> **What is needed**
Your answer should reproduce every line of the material in which the word "fraction" occurs.

> **Available data**
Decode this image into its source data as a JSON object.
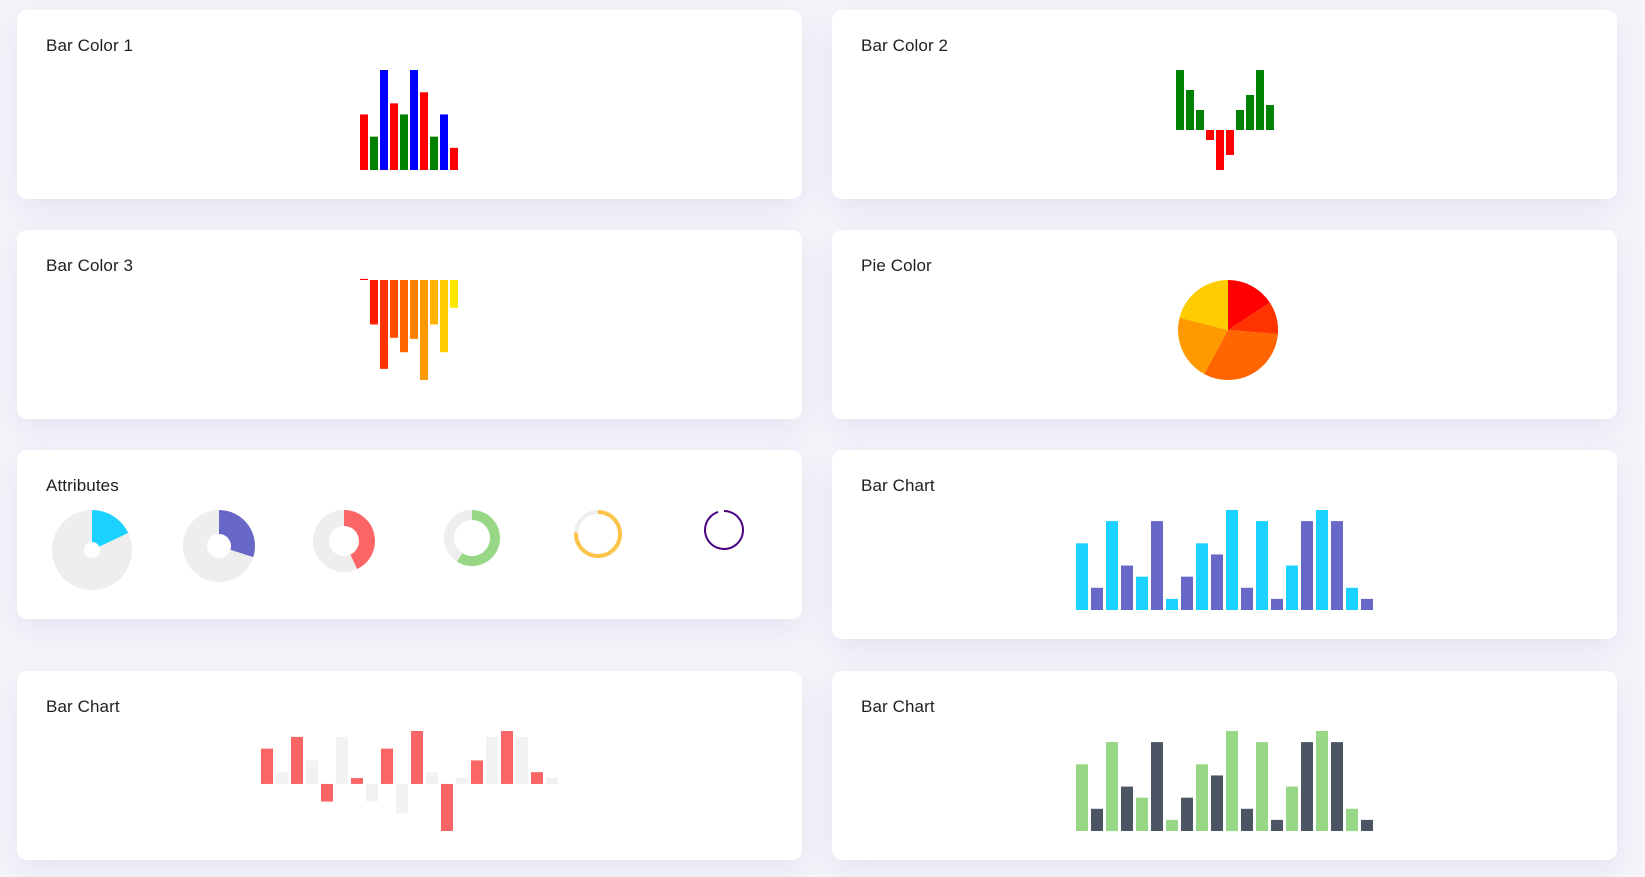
{
  "cards": {
    "bar_color_1": {
      "title": "Bar Color 1",
      "chart_data": {
        "type": "bar",
        "colors": [
          "#ff0000",
          "#008000",
          "#0000ff",
          "#ff0000",
          "#008000",
          "#0000ff",
          "#ff0000",
          "#008000",
          "#0000ff",
          "#ff0000"
        ],
        "values": [
          5,
          3,
          9,
          6,
          5,
          9,
          7,
          3,
          5,
          2
        ],
        "ylim": [
          0,
          9
        ]
      }
    },
    "bar_color_2": {
      "title": "Bar Color 2",
      "chart_data": {
        "type": "bar",
        "positive_color": "#008000",
        "negative_color": "#ff0000",
        "values": [
          6,
          4,
          2,
          -1,
          -4,
          -2.5,
          2,
          3.5,
          6,
          2.5
        ],
        "ylim": [
          -4,
          6
        ]
      }
    },
    "bar_color_3": {
      "title": "Bar Color 3",
      "chart_data": {
        "type": "bar",
        "colors": [
          "#ff0000",
          "#ff1a00",
          "#ff3300",
          "#ff4d00",
          "#ff6600",
          "#ff8000",
          "#ff9900",
          "#ffb300",
          "#ffcc00",
          "#ffe600"
        ],
        "values": [
          0.1,
          -4,
          -8,
          -5.2,
          -6.5,
          -5.3,
          -9,
          -4,
          -6.5,
          -2.5
        ],
        "ylim": [
          -9,
          0
        ]
      }
    },
    "pie_color": {
      "title": "Pie Color",
      "chart_data": {
        "type": "pie",
        "values": [
          1.5,
          1,
          3,
          2,
          2
        ],
        "colors": [
          "#ff0000",
          "#ff3300",
          "#ff6600",
          "#ff9900",
          "#ffcc00"
        ]
      }
    },
    "attributes": {
      "title": "Attributes",
      "donuts": [
        {
          "fraction": 0.18,
          "color": "#1ad1ff",
          "track": "#eeeeee"
        },
        {
          "fraction": 0.3,
          "color": "#6667c6",
          "track": "#eeeeee"
        },
        {
          "fraction": 0.43,
          "color": "#fb6565",
          "track": "#eeeeee"
        },
        {
          "fraction": 0.59,
          "color": "#98d785",
          "track": "#eeeeee"
        },
        {
          "fraction": 0.76,
          "color": "#fdc44a",
          "track": "#eeeeee"
        },
        {
          "fraction": 0.95,
          "color": "#4b0082",
          "track": "none"
        }
      ]
    },
    "bar_chart_a": {
      "title": "Bar Chart",
      "chart_data": {
        "type": "bar",
        "colors": [
          "#1ad1ff",
          "#6667c6"
        ],
        "values": [
          6,
          2,
          8,
          4,
          3,
          8,
          1,
          3,
          6,
          5,
          9,
          2,
          8,
          1,
          4,
          8,
          9,
          8,
          2,
          1
        ],
        "ylim": [
          0,
          9
        ]
      }
    },
    "bar_chart_b": {
      "title": "Bar Chart",
      "chart_data": {
        "type": "bar",
        "colors": [
          "#fb6565",
          "#f2f2f2"
        ],
        "values": [
          3,
          1,
          4,
          2,
          -1.5,
          4,
          0.5,
          -1.5,
          3,
          -2.5,
          4.5,
          1,
          -4,
          0.5,
          2,
          4,
          4.5,
          4,
          1,
          0.5
        ],
        "ylim": [
          -4,
          4.5
        ]
      }
    },
    "bar_chart_c": {
      "title": "Bar Chart",
      "chart_data": {
        "type": "bar",
        "colors": [
          "#98d785",
          "#4b5563"
        ],
        "values": [
          6,
          2,
          8,
          4,
          3,
          8,
          1,
          3,
          6,
          5,
          9,
          2,
          8,
          1,
          4,
          8,
          9,
          8,
          2,
          1
        ],
        "ylim": [
          0,
          9
        ]
      }
    }
  }
}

> **Exercise response**
          "fraction": 0.18,
          "fraction": 0.3,
          "fraction": 0.43,
          "fraction": 0.59,
          "fraction": 0.76,
          "fraction": 0.95,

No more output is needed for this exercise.